=== Exercise objective ===
Find and copy the lines in the records beneath this task that contain the word "person".

(Interface dataset entries)
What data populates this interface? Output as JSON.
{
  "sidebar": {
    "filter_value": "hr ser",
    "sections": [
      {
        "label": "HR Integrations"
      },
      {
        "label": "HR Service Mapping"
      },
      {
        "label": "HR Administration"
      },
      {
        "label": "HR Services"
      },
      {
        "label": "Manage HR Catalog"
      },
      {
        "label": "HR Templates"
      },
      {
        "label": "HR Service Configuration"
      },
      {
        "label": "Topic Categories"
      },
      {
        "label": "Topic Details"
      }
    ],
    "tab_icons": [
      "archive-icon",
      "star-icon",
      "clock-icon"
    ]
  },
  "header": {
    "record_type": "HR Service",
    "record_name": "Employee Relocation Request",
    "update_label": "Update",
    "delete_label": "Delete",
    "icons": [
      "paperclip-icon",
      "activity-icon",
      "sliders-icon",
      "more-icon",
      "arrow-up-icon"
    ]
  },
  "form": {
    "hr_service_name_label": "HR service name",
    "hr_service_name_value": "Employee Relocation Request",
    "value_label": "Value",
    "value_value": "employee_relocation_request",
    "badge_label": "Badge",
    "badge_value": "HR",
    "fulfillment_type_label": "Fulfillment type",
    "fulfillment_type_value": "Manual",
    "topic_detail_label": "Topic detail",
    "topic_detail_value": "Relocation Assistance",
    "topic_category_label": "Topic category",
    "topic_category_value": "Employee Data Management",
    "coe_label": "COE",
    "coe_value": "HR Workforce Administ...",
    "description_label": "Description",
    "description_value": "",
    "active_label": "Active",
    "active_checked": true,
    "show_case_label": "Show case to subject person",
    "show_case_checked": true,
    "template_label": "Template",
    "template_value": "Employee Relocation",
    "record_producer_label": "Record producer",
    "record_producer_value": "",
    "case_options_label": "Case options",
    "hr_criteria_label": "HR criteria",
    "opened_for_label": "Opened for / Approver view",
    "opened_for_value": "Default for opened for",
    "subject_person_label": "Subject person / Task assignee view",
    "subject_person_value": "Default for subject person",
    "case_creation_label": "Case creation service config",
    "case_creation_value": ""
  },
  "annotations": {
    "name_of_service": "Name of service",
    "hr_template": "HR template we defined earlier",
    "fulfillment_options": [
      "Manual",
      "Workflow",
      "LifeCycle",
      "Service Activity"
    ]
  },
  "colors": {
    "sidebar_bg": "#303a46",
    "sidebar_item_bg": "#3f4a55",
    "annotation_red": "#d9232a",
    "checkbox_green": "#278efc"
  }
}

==

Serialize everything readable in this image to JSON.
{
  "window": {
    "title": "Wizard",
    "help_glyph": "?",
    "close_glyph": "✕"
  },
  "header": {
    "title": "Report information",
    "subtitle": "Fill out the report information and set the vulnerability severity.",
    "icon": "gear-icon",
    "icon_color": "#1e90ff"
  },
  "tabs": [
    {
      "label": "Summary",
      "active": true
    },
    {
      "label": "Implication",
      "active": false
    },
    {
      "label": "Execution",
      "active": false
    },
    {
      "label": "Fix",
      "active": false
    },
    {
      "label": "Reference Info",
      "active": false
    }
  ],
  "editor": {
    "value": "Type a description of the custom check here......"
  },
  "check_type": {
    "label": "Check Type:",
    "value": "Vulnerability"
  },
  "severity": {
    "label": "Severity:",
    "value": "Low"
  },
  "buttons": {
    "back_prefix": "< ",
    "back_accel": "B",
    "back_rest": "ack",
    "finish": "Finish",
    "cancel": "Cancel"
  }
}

=== Task output ===
    "show_case_label": "Show case to subject person",
    "subject_person_label": "Subject person / Task assignee view",
    "subject_person_value": "Default for subject person",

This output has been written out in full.